While overall numbers tripled compared to the same time period last year, there was a five-fold increase in those entering illegally in July.
In one year, Customs and Border Protection agents encountered triple the number of people entering the U.S. illegally than the previous year. From October 2020 to September 2021, 1,734,686 people were encountered at the U.S. southern border.
From October 2019 to September 2020, that number was 458,088.
With strained resources, an increased number of agents retiring and not enough agents being hired to replace them, CBP officers worked tirelessly during state shutdowns and threats associated with the coronavirus to process the greatest number of people encountered in recorded agency history.
The U.S. southern border with Mexico is the 10th-longest border between two countries in the world. The total length of the continental border is 1,954 miles, the majority of which – 1,254 miles – is shared with Texas.
The next highest number of encounters recorded was in 2000 with roughly 1.64 million, according to Border Patrol data dating back to 1960.
The agency recently released the latest numbers for September, when 192,001 people were encountered, compared to 57,674 in September 2020.
September’s encounters were down from the high of 209,840 in August and the highest so far this year of 213,593 in July.
In August 2020, there were 50,014 encounters; in July 2020, 40,929 encounters.
While overall numbers tripled compared to the same time period last year, those entering illegally in July of this year were a more than five-fold increase compared to last July, and a more than four-fold increase in August.
None of these numbers include “got-aways,” people who evade capture, a number that is estimated to be in the hundreds of thousands.
By category of people coming through, the largest number are single adults, totaling more than 1.1 million people, or 63.57% of all encounters.
However, CBP said that “the majority of noncitizens encountered were expelled under Title 42,” contrary to claims made by critics of Biden administration immigration policies.
The larger number of expulsions contributed to a greater-than-usual number of people attempting to make multiple border crossings, CBP explained.
Of the 192,001 encounters last month, for example, 26% involved individuals who had at least one prior encounter in the previous 12 months, meaning they had tried to enter illegally and were caught and expelled then attempted reentry.
The majority, 53%, or 102,673, were processed for expulsion under Title 42; 89,238 were processed under Title 8, CBP reports.
In addition to apprehending people, CBP focuses on illegal trafficking of narcotics.
Nationwide, not just at the southern border, CBP reports that last month, drug seizures overall were down 23%.

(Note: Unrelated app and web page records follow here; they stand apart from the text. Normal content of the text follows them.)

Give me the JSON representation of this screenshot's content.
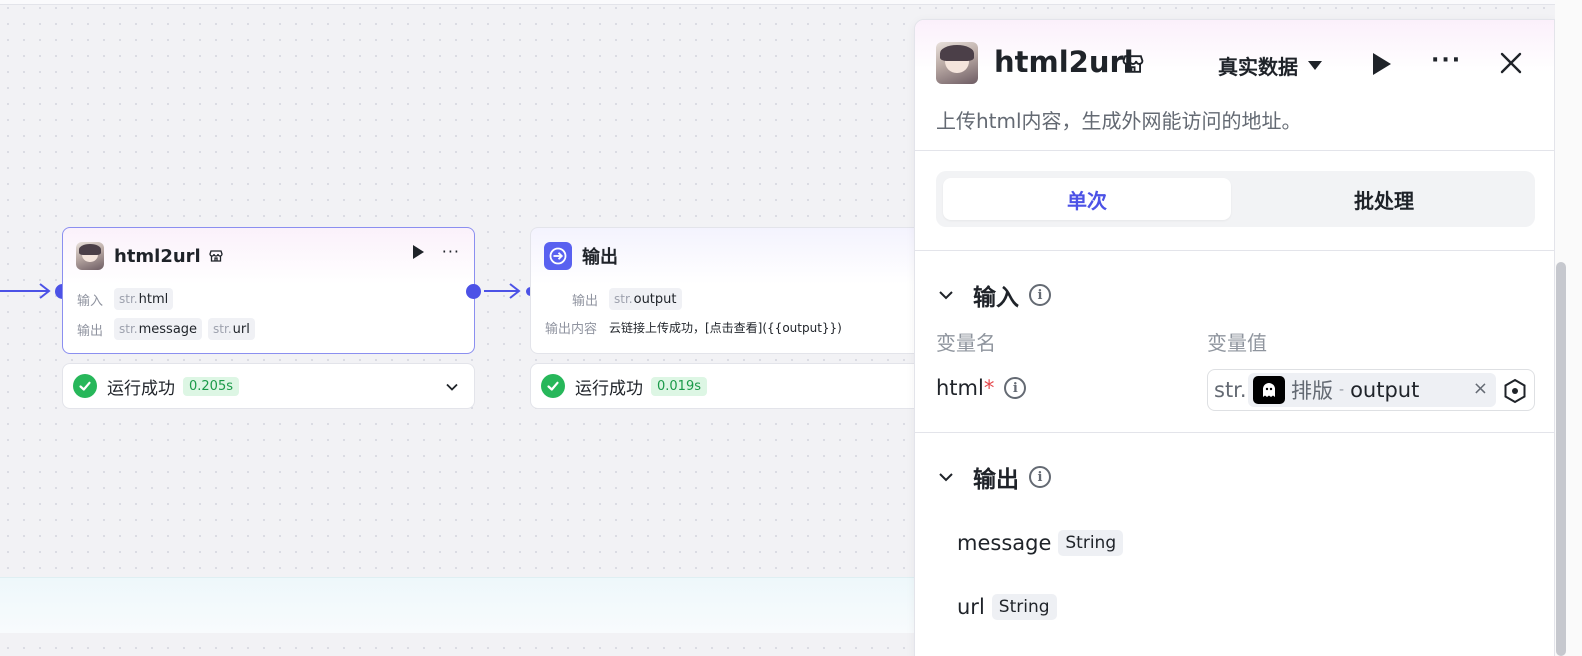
{
  "canvas": {
    "node_html2url": {
      "title": "html2url",
      "input_label": "输入",
      "output_label": "输出",
      "inputs": [
        {
          "type": "str.",
          "name": "html"
        }
      ],
      "outputs": [
        {
          "type": "str.",
          "name": "message"
        },
        {
          "type": "str.",
          "name": "url"
        }
      ],
      "status": "运行成功",
      "time": "0.205s"
    },
    "node_output": {
      "title": "输出",
      "output_label": "输出",
      "outputs": [
        {
          "type": "str.",
          "name": "output"
        }
      ],
      "content_label": "输出内容",
      "content": "云链接上传成功，[点击查看]({{output}})",
      "status": "运行成功",
      "time": "0.019s"
    }
  },
  "panel": {
    "title": "html2url",
    "mode": "真实数据",
    "description": "上传html内容，生成外网能访问的地址。",
    "tabs": [
      "单次",
      "批处理"
    ],
    "input_section": "输入",
    "col_name": "变量名",
    "col_value": "变量值",
    "var": {
      "name": "html",
      "required_mark": "*",
      "type_prefix": "str.",
      "ref_node": "排版",
      "ref_sep": "-",
      "ref_var": "output",
      "clear": "×"
    },
    "output_section": "输出",
    "outputs": [
      {
        "name": "message",
        "type": "String"
      },
      {
        "name": "url",
        "type": "String"
      }
    ]
  },
  "colors": {
    "accent": "#4c52e6",
    "success": "#27b75a",
    "required": "#e5484d"
  }
}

While cocaine seizures increased 11% and heroin seizures increased 6%, methamphetamine seizures decreased 46% and fentanyl seizures decreased 35% last month.
Also in September, CBP seized 2,073 shipments of counterfeit goods worth more than $375 million.